**Work task:** Filter the entries for the word "Continue". Copy each line in which it occurs.

**Supplied material:**
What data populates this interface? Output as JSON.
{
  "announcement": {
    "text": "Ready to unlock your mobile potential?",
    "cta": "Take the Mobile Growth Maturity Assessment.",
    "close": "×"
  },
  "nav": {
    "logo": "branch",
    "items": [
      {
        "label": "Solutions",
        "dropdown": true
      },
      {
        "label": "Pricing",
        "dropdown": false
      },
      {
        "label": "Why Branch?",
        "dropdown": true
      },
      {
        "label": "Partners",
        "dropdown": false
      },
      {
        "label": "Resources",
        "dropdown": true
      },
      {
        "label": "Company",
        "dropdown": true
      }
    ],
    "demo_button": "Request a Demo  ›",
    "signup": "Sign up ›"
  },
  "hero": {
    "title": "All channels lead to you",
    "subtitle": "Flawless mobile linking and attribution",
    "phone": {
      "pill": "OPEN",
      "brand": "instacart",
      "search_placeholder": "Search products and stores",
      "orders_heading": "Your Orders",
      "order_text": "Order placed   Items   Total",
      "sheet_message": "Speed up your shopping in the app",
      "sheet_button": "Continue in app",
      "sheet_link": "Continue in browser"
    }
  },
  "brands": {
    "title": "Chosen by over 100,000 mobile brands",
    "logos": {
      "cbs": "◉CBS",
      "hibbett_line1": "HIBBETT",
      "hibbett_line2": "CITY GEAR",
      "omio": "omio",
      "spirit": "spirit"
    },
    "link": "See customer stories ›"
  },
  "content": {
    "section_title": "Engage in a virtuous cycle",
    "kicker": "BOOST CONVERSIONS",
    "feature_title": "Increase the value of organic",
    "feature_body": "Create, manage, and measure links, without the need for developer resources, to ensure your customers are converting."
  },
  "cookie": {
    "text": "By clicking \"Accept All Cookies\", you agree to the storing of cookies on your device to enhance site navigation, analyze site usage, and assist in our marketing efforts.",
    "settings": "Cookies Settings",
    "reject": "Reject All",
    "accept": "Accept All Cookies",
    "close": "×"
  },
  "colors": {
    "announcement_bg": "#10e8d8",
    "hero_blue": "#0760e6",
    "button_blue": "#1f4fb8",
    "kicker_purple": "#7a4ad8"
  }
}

**Written reply:**
      "sheet_button": "Continue in app",
      "sheet_link": "Continue in browser"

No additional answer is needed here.